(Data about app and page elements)
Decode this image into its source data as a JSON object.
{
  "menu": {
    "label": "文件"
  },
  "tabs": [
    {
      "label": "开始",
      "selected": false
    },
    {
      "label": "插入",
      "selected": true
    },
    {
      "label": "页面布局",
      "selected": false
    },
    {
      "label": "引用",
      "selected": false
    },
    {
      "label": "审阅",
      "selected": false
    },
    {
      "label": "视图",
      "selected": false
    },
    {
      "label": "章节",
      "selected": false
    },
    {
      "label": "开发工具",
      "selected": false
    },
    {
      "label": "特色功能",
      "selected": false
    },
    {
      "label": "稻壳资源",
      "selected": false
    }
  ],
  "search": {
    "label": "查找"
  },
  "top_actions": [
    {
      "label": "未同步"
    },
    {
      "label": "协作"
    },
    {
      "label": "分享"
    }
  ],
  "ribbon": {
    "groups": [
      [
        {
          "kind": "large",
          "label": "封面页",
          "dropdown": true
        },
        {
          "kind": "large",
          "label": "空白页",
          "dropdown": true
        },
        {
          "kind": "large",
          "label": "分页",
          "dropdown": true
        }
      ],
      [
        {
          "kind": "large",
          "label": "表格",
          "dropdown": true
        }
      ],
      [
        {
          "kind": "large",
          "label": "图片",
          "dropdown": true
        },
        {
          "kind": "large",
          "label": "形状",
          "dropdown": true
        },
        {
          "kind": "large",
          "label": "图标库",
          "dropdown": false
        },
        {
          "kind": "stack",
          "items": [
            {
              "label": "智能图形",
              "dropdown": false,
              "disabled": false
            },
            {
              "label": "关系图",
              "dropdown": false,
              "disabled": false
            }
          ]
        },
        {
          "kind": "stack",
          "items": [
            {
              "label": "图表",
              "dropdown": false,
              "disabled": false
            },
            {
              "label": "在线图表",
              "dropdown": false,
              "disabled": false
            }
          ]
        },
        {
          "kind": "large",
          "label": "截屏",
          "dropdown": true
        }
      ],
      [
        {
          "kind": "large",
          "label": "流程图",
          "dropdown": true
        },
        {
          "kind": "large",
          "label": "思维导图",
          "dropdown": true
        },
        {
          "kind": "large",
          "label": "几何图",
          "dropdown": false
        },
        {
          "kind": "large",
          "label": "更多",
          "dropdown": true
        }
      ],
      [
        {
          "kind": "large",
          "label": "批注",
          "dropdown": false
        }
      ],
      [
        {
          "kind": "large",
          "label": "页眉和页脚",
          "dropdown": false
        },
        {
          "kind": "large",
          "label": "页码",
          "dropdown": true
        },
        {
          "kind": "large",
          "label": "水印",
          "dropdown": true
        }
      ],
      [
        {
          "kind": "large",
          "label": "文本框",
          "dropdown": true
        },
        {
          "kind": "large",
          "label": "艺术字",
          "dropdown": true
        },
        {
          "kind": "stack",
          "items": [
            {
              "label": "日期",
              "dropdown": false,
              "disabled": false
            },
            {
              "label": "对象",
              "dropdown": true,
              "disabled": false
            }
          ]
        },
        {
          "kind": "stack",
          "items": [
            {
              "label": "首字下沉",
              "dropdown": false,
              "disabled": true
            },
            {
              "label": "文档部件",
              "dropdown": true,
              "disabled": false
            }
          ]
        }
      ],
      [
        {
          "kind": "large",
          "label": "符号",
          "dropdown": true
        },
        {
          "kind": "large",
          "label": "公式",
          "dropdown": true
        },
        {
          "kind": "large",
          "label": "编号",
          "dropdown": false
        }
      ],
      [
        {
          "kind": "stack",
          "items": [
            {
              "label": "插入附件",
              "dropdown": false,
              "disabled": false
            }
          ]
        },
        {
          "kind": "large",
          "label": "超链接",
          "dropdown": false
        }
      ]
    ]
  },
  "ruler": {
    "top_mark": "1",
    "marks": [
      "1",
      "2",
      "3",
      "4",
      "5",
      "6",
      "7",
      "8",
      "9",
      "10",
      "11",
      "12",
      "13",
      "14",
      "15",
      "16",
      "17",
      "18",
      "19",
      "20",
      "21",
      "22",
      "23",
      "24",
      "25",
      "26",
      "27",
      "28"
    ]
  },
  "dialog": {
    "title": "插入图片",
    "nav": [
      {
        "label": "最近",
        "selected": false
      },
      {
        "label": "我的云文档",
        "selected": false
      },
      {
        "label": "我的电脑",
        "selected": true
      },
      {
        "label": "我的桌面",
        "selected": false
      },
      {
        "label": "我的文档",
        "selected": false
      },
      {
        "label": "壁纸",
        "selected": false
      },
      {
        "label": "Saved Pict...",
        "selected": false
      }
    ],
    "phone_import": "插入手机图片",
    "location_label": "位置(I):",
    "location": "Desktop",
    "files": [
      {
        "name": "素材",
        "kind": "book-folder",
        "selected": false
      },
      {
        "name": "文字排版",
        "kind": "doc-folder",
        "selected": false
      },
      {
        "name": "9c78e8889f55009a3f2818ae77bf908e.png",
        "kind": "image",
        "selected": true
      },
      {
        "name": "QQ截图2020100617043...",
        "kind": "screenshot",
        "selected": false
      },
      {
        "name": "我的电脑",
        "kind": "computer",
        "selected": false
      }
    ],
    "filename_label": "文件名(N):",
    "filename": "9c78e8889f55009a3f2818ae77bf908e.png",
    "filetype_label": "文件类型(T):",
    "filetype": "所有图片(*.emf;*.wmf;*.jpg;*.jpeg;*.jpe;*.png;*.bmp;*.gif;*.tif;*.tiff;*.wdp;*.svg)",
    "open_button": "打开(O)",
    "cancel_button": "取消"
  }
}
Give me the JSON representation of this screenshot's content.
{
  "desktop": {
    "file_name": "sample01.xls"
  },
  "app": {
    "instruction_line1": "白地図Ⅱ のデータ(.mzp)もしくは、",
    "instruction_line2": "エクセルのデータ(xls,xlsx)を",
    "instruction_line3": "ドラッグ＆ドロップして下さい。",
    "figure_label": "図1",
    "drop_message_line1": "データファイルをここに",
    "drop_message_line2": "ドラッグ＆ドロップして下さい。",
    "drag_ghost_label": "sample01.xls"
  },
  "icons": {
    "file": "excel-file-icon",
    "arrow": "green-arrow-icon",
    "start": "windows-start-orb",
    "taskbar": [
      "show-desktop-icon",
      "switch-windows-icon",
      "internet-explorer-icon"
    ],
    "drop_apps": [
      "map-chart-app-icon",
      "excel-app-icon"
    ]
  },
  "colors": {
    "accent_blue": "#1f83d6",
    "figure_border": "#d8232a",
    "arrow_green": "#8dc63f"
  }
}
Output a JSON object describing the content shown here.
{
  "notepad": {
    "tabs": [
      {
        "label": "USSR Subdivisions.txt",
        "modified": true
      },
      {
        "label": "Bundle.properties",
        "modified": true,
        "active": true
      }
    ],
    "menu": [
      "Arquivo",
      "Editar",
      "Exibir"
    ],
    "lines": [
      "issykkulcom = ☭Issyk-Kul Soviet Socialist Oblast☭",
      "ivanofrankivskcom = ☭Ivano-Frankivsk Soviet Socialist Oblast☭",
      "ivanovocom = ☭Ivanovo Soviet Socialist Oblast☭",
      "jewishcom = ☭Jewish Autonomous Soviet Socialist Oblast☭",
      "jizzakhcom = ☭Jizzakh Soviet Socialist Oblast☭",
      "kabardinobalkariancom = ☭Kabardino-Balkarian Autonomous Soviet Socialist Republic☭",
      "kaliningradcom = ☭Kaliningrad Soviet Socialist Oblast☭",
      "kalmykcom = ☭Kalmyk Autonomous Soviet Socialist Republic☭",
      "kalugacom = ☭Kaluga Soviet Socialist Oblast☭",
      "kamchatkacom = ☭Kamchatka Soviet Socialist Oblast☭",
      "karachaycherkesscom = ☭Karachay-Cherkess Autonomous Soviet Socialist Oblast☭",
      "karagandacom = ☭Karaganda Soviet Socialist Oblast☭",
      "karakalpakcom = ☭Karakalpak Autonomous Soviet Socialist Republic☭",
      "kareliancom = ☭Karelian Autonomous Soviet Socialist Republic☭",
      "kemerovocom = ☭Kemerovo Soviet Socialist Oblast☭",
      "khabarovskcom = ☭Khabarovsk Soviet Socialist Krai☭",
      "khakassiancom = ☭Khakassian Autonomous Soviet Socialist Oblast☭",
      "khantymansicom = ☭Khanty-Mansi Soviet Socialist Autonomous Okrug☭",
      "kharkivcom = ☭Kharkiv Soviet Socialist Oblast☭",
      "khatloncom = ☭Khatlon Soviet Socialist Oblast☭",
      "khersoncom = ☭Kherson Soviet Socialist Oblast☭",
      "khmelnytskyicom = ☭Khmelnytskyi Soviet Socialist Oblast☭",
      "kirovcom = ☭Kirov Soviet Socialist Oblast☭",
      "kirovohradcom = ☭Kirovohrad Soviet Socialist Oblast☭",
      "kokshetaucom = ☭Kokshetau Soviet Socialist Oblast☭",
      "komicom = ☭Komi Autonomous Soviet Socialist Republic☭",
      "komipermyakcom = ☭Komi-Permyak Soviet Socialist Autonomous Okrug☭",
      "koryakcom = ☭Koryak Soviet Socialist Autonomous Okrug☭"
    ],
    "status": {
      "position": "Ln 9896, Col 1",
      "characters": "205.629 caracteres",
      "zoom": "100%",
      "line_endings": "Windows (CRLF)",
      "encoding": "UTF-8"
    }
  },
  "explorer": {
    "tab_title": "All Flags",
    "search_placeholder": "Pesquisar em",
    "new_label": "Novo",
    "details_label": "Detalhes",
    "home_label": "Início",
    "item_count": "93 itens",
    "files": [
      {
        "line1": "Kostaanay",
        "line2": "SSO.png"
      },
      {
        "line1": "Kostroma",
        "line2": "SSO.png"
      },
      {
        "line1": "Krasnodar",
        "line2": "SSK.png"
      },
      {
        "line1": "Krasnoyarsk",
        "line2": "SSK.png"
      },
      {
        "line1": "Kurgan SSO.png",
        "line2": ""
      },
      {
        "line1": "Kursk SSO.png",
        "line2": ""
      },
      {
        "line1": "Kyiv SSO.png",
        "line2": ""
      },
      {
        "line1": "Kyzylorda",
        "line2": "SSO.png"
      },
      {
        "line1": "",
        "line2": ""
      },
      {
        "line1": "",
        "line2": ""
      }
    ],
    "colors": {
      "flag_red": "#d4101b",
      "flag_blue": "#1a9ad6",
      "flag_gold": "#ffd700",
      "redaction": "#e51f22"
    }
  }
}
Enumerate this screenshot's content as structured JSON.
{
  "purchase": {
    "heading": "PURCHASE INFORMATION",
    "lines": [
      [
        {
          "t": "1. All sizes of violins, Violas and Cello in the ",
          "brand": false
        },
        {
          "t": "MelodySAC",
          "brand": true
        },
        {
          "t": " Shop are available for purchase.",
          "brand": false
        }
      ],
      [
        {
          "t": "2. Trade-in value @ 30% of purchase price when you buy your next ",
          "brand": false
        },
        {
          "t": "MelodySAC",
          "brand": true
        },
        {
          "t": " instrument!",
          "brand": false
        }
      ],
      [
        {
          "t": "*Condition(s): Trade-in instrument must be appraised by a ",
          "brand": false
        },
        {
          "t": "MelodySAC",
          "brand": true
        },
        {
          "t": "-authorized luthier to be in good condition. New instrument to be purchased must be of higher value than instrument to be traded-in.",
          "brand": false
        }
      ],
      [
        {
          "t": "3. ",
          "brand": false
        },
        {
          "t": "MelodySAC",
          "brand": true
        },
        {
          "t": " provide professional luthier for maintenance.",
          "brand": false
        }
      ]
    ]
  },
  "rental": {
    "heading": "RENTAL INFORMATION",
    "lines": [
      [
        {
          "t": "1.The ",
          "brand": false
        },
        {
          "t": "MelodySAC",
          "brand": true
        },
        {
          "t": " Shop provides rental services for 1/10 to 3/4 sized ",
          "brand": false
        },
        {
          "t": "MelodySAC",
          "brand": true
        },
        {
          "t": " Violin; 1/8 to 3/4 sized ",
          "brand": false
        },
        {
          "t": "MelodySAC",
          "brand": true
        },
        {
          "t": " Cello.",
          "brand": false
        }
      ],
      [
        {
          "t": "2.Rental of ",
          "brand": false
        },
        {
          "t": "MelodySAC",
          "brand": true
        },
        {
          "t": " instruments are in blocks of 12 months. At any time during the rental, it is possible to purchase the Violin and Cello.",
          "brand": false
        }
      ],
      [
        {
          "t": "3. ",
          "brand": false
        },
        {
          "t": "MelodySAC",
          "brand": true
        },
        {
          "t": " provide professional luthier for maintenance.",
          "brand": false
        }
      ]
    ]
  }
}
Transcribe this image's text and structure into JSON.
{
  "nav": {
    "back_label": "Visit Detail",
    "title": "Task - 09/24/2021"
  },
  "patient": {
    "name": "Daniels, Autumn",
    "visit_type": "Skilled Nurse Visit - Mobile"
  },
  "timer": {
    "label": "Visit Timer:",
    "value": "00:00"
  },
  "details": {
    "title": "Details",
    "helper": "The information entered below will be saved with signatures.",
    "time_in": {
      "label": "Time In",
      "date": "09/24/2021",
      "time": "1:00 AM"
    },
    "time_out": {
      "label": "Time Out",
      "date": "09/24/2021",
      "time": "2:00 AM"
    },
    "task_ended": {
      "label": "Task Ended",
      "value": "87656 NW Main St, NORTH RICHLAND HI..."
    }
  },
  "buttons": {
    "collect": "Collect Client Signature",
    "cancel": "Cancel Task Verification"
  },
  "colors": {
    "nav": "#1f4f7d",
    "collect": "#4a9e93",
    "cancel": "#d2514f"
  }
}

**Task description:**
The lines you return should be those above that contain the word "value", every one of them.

**Result:**
          "t": "2. Trade-in value @ 30% of purchase price when you buy your next ",
          "t": "-authorized luthier to be in good condition. New instrument to be purchased must be of higher value than instrument to be traded-in.",
    "value": "00:00"
      "value": "87656 NW Main St, NORTH RICHLAND HI..."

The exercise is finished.